And I'm asked to prove that for all $i>2$, $L_i$ has an NFA with $i+1$ vertices.

I've had the idea of implementing it as a chain of vertices where each vertex has $|\Sigma_i|$ transitions to a "pit" vertex, with no out-going edges, and due to being non-deterministic, if a word contains the specific character we wish to not exist in our word,it will choose the edge leading to the pit, thus not accepted by the NFA.

I'm certain that the main issue here is understanding the definition deeply, which I could not establish this kind of understanding as of now, only superficial.

  • 1
    $\begingroup$ What's an NDA? If you mean a NFA, then use an initial state plus one state for each symbol $\sigma \in \Sigma_i$. The meaning of the states is as following: if you are in state $\sigma$ (among others, since this is a NFA) then you never encountered $\sigma$ in the portion of the input string read so far. The transitions follow from this definition and consists of $\varepsilon$-transitions from the initial state, plus a transition from each state $\sigma$ to itself for all symbols in $\Sigma_i \setminus \{ \sigma \}$ All states are final states. (There is no need for a "pit" state in a NFA). $\endgroup$
    – Steven
    Apr 24, 2023 at 17:49
  • $\begingroup$ I see, I also encounterd this exmaple after further exploration. Thank you very much! $\endgroup$
    – Aishgadol
    Apr 24, 2023 at 18:09


Your Answer
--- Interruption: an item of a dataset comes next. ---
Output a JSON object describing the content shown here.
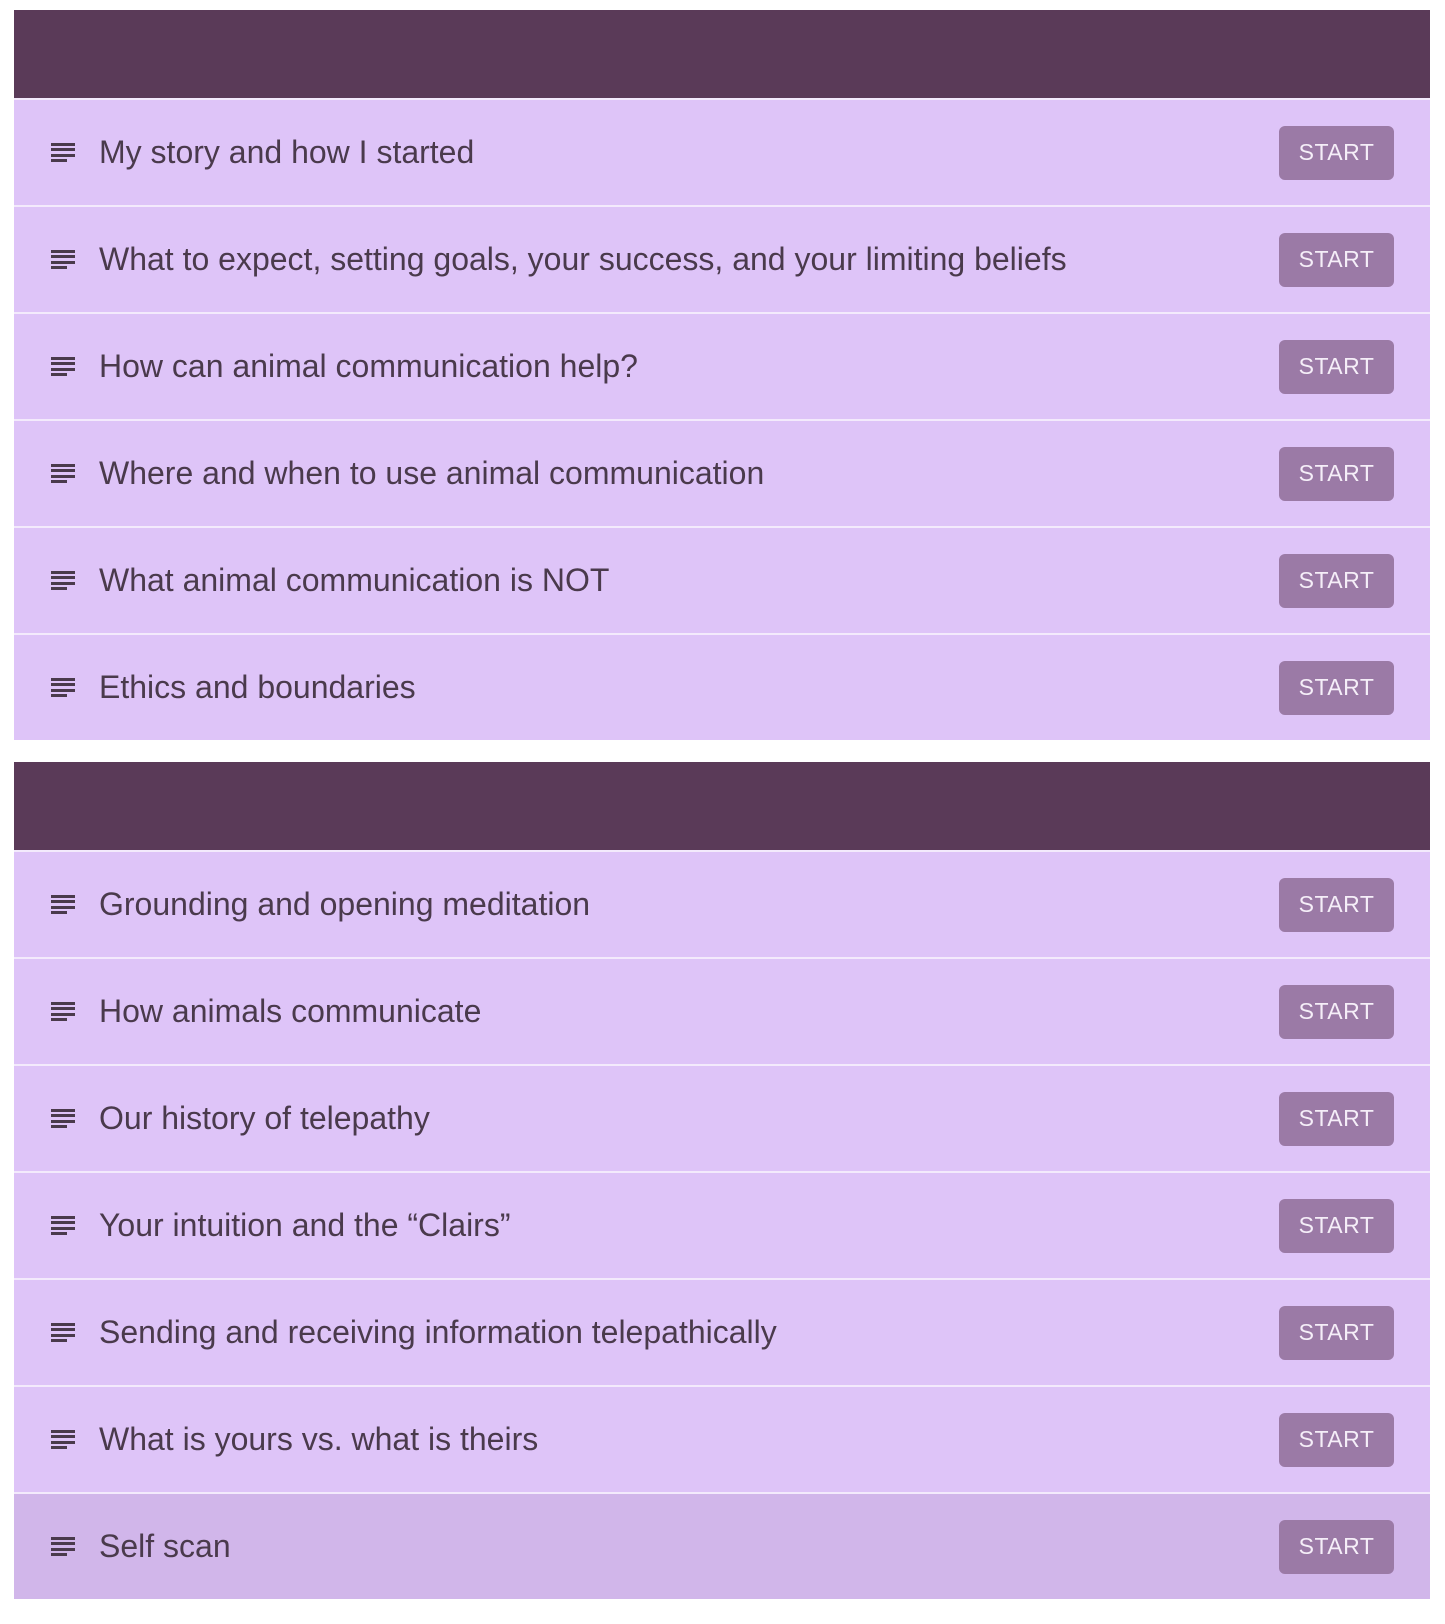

By clicking “Post Your Answer”, you agree to our terms of service and acknowledge you have read our privacy policy.

Browse other questions tagged or ask your own question.